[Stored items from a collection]
——

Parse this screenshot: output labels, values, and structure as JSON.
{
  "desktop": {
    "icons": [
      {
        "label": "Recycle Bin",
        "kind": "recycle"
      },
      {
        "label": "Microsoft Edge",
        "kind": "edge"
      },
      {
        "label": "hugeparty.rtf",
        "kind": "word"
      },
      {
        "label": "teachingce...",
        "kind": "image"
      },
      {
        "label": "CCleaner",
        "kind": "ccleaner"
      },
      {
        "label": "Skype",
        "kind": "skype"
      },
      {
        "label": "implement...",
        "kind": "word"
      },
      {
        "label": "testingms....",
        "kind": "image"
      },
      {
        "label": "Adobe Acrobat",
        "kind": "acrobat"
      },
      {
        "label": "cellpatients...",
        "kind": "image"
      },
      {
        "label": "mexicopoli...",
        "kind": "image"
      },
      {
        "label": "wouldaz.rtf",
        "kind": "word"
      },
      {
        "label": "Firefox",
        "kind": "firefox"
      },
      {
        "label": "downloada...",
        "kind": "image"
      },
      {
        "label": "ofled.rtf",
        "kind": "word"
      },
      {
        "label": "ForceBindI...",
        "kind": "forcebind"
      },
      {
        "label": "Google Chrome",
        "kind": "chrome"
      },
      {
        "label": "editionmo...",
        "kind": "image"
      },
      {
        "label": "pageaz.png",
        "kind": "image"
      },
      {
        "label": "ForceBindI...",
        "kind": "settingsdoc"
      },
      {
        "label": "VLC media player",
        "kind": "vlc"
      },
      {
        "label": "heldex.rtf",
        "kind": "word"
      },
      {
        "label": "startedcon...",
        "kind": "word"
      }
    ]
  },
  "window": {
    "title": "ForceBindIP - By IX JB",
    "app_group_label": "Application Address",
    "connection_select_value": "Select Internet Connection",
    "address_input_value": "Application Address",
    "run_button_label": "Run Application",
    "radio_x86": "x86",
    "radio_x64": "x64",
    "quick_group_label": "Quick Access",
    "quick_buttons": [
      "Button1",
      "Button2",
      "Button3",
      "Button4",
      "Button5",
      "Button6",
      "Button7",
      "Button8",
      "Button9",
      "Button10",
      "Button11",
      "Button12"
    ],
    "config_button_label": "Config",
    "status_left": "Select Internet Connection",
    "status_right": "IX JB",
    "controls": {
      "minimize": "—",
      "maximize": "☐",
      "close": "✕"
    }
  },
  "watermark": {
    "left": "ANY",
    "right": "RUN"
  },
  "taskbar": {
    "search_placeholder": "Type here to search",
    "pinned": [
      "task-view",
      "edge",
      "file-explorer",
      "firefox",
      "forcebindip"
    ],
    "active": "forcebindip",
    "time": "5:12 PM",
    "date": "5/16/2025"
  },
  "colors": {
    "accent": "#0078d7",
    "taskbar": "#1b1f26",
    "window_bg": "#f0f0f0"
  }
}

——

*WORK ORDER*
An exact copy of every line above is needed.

*RESPONSE*
Parse this screenshot: output labels, values, and structure as JSON.
{
  "desktop": {
    "icons": [
      {
        "label": "Recycle Bin",
        "kind": "recycle"
      },
      {
        "label": "Microsoft Edge",
        "kind": "edge"
      },
      {
        "label": "hugeparty.rtf",
        "kind": "word"
      },
      {
        "label": "teachingce...",
        "kind": "image"
      },
      {
        "label": "CCleaner",
        "kind": "ccleaner"
      },
      {
        "label": "Skype",
        "kind": "skype"
      },
      {
        "label": "implement...",
        "kind": "word"
      },
      {
        "label": "testingms....",
        "kind": "image"
      },
      {
        "label": "Adobe Acrobat",
        "kind": "acrobat"
      },
      {
        "label": "cellpatients...",
        "kind": "image"
      },
      {
        "label": "mexicopoli...",
        "kind": "image"
      },
      {
        "label": "wouldaz.rtf",
        "kind": "word"
      },
      {
        "label": "Firefox",
        "kind": "firefox"
      },
      {
        "label": "downloada...",
        "kind": "image"
      },
      {
        "label": "ofled.rtf",
        "kind": "word"
      },
      {
        "label": "ForceBindI...",
        "kind": "forcebind"
      },
      {
        "label": "Google Chrome",
        "kind": "chrome"
      },
      {
        "label": "editionmo...",
        "kind": "image"
      },
      {
        "label": "pageaz.png",
        "kind": "image"
      },
      {
        "label": "ForceBindI...",
        "kind": "settingsdoc"
      },
      {
        "label": "VLC media player",
        "kind": "vlc"
      },
      {
        "label": "heldex.rtf",
        "kind": "word"
      },
      {
        "label": "startedcon...",
        "kind": "word"
      }
    ]
  },
  "window": {
    "title": "ForceBindIP - By IX JB",
    "app_group_label": "Application Address",
    "connection_select_value": "Select Internet Connection",
    "address_input_value": "Application Address",
    "run_button_label": "Run Application",
    "radio_x86": "x86",
    "radio_x64": "x64",
    "quick_group_label": "Quick Access",
    "quick_buttons": [
      "Button1",
      "Button2",
      "Button3",
      "Button4",
      "Button5",
      "Button6",
      "Button7",
      "Button8",
      "Button9",
      "Button10",
      "Button11",
      "Button12"
    ],
    "config_button_label": "Config",
    "status_left": "Select Internet Connection",
    "status_right": "IX JB",
    "controls": {
      "minimize": "—",
      "maximize": "☐",
      "close": "✕"
    }
  },
  "watermark": {
    "left": "ANY",
    "right": "RUN"
  },
  "taskbar": {
    "search_placeholder": "Type here to search",
    "pinned": [
      "task-view",
      "edge",
      "file-explorer",
      "firefox",
      "forcebindip"
    ],
    "active": "forcebindip",
    "time": "5:12 PM",
    "date": "5/16/2025"
  },
  "colors": {
    "accent": "#0078d7",
    "taskbar": "#1b1f26",
    "window_bg": "#f0f0f0"
  }
}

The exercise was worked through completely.